*MATERIAL PROVIDED*.
◆ ◆ ◆ ◆

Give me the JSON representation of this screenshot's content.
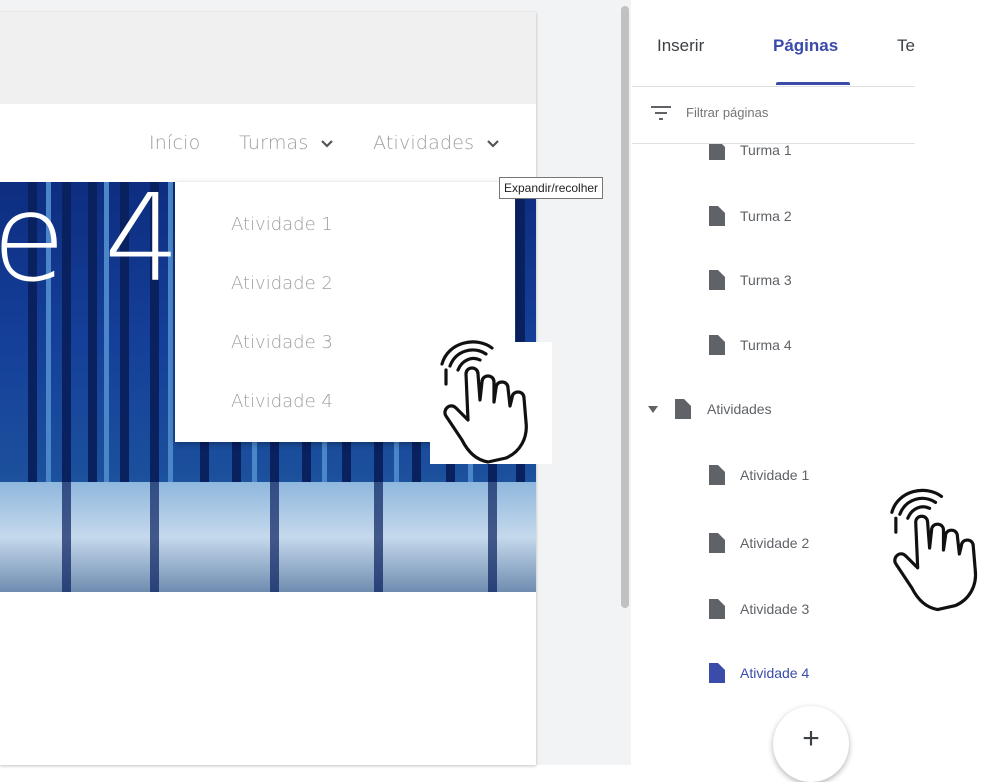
{
  "preview": {
    "nav": {
      "home": "Início",
      "classes": "Turmas",
      "activities": "Atividades"
    },
    "hero_title": "e 4",
    "dropdown": [
      "Atividade 1",
      "Atividade 2",
      "Atividade 3",
      "Atividade 4"
    ],
    "tooltip": "Expandir/recolher"
  },
  "panel": {
    "tabs": {
      "insert": "Inserir",
      "pages": "Páginas",
      "themes": "Te"
    },
    "active_tab": "Páginas",
    "filter": {
      "placeholder": "Filtrar páginas",
      "value": ""
    },
    "pages": [
      {
        "label": "Turma 1",
        "icon": "page-icon"
      },
      {
        "label": "Turma 2",
        "icon": "page-icon"
      },
      {
        "label": "Turma 3",
        "icon": "page-icon"
      },
      {
        "label": "Turma 4",
        "icon": "page-icon"
      },
      {
        "label": "Atividades",
        "icon": "page-icon",
        "expanded": true
      },
      {
        "label": "Atividade 1",
        "icon": "page-icon"
      },
      {
        "label": "Atividade 2",
        "icon": "page-icon"
      },
      {
        "label": "Atividade 3",
        "icon": "page-icon"
      },
      {
        "label": "Atividade 4",
        "icon": "page-icon",
        "selected": true
      }
    ],
    "fab_label": "+"
  },
  "colors": {
    "accent": "#3b4ba9",
    "muted_text": "#5f6368",
    "nav_text": "#9e9e9e",
    "hero_blue": "#15409a"
  }
}
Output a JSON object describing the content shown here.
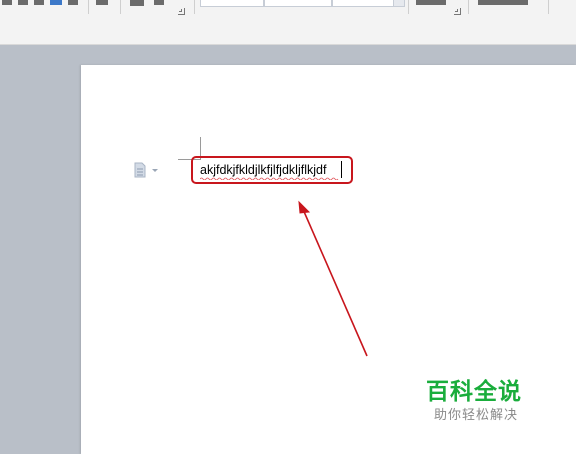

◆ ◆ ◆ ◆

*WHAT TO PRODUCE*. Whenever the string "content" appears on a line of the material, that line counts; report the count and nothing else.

*TASK RESPONSE*. 2